Whenever a line in the entries includes the word "quality", copy that line out.

* **Data extracted from a collection**:
--------------------------------------------------

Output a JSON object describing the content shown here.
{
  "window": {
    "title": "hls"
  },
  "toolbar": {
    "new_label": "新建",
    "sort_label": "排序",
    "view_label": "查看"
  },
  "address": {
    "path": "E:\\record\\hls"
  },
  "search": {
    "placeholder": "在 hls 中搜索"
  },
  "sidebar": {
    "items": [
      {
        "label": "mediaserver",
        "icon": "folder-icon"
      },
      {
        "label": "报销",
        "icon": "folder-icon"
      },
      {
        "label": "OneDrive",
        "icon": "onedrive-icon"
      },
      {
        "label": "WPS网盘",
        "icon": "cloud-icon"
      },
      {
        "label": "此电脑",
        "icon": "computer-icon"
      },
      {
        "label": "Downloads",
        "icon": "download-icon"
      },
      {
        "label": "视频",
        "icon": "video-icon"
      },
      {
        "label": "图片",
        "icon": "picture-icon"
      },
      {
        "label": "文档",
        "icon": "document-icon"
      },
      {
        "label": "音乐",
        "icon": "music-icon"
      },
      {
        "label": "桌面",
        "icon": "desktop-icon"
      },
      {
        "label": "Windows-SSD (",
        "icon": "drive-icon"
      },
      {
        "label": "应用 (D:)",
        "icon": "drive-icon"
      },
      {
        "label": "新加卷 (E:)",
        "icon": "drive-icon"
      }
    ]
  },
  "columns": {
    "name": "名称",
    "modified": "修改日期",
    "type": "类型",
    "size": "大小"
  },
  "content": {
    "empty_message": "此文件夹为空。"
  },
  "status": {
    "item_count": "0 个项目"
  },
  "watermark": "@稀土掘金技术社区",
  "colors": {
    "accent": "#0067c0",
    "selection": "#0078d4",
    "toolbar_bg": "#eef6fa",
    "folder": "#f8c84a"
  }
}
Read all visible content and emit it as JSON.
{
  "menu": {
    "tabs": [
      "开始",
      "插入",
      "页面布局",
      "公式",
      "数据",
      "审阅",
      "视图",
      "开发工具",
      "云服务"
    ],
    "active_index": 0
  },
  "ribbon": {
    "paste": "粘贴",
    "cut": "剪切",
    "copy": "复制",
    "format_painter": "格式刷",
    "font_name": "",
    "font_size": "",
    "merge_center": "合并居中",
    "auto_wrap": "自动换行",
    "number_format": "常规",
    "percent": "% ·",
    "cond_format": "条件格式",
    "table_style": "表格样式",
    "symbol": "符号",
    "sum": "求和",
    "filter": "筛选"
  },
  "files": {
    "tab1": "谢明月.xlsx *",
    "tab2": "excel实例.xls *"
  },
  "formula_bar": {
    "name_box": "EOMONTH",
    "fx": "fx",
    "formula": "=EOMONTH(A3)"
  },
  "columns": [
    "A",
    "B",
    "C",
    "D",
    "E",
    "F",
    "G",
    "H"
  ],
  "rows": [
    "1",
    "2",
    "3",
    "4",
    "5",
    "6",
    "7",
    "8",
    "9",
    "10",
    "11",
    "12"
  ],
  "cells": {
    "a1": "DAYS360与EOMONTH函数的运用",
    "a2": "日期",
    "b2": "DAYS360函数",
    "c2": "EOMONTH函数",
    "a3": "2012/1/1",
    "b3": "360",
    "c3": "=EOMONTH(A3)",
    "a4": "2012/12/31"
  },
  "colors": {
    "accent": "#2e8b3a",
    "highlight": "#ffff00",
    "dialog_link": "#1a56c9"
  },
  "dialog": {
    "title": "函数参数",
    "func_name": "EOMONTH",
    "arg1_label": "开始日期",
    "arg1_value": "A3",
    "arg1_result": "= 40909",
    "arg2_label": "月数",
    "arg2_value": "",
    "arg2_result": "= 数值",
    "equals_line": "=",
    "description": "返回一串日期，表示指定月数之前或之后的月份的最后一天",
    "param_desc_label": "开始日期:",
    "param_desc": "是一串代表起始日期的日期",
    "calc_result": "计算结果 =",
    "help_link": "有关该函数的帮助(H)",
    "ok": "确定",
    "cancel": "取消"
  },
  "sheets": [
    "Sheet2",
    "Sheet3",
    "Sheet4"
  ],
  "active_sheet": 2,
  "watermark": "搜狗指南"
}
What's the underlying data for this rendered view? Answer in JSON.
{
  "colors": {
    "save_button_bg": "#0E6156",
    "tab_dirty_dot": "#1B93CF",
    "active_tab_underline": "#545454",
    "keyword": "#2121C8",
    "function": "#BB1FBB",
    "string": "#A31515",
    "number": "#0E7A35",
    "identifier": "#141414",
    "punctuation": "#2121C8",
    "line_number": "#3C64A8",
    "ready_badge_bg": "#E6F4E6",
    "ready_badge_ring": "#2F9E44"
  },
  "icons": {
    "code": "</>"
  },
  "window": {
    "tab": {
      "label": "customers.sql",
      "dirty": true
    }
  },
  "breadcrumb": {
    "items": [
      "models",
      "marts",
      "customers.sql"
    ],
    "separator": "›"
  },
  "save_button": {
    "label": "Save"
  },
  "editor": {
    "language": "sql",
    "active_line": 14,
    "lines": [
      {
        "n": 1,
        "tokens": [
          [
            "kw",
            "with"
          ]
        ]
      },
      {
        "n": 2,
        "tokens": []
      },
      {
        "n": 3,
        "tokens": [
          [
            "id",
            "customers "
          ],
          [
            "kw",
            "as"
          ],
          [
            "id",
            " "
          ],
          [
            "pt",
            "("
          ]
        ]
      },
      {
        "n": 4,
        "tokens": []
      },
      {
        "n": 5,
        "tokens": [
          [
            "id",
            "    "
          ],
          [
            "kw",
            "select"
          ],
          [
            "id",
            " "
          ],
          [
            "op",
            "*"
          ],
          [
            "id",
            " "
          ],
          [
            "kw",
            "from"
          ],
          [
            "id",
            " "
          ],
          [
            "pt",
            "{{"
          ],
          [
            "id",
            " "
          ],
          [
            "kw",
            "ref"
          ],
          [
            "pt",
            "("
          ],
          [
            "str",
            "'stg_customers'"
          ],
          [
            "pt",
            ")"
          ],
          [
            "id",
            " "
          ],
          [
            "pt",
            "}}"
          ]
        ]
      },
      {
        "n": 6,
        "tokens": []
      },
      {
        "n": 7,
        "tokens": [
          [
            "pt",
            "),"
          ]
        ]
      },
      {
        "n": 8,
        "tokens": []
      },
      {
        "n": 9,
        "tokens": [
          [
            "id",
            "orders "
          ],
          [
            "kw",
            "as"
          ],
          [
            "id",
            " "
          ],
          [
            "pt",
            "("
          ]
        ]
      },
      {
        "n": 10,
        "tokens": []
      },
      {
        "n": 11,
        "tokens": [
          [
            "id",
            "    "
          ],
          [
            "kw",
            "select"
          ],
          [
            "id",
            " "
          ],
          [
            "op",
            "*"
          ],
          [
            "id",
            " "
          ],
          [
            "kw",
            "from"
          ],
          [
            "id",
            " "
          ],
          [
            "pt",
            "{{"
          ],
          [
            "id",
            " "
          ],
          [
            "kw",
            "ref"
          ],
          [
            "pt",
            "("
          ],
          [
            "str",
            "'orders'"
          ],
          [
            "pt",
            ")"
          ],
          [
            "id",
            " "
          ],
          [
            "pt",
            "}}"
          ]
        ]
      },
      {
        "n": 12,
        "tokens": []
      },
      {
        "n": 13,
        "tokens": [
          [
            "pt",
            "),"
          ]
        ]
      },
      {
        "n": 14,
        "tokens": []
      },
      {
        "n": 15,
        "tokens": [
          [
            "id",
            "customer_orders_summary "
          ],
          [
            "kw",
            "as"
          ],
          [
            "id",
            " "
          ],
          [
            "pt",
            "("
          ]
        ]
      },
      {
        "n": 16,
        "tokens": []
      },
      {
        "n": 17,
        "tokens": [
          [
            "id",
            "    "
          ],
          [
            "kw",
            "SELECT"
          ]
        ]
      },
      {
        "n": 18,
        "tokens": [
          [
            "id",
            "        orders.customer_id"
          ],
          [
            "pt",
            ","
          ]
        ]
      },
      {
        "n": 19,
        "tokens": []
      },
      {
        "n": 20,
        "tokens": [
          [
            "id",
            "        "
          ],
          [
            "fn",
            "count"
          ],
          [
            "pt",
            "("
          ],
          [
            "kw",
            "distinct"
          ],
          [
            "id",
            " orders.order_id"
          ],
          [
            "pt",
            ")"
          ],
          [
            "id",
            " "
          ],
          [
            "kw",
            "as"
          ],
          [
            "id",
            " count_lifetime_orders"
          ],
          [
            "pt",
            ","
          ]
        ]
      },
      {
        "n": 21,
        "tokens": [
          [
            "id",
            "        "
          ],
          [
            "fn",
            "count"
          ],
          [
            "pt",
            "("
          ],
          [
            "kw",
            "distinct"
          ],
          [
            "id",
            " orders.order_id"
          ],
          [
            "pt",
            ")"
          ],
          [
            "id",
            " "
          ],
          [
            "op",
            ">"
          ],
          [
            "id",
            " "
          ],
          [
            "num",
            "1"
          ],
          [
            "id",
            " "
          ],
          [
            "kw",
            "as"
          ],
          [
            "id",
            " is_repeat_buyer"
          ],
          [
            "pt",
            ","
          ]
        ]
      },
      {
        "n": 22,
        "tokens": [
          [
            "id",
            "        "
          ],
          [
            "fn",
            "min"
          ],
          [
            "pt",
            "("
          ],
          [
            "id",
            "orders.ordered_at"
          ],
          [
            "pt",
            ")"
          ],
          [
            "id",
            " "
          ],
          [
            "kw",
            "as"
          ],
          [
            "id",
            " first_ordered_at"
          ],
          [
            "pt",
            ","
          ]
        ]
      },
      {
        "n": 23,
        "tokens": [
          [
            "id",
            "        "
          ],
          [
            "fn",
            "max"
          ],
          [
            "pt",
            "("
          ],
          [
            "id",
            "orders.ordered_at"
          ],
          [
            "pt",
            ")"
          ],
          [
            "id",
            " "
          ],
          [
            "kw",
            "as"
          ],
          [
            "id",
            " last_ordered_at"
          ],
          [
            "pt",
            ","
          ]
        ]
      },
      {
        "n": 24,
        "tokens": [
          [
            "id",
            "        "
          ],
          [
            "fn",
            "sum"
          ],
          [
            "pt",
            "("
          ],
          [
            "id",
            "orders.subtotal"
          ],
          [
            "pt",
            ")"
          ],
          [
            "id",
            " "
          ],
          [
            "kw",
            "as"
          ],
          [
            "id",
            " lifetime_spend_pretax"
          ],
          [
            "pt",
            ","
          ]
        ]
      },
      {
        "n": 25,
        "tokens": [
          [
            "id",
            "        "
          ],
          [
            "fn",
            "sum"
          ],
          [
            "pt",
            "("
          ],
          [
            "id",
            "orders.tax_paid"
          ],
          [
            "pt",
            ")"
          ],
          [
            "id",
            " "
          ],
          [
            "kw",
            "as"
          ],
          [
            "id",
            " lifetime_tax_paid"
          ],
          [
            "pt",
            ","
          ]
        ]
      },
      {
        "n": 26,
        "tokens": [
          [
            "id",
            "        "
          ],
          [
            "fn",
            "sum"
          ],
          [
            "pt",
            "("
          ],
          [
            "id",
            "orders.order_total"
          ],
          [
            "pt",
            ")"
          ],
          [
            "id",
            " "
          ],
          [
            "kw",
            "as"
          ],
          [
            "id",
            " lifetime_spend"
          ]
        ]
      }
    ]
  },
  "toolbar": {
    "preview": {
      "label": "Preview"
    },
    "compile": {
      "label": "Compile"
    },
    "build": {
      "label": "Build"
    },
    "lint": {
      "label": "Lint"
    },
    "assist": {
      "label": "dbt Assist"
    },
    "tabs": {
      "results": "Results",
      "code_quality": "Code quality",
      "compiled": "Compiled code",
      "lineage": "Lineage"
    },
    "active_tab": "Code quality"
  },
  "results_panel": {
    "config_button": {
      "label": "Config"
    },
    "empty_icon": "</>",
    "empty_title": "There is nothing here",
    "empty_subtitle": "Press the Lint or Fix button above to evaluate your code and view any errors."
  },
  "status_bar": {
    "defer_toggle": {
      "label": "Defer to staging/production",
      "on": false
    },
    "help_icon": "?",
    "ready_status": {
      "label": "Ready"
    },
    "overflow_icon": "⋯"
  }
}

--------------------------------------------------

* **REPLY**:
      "code_quality": "Code quality",
    "active_tab": "Code quality"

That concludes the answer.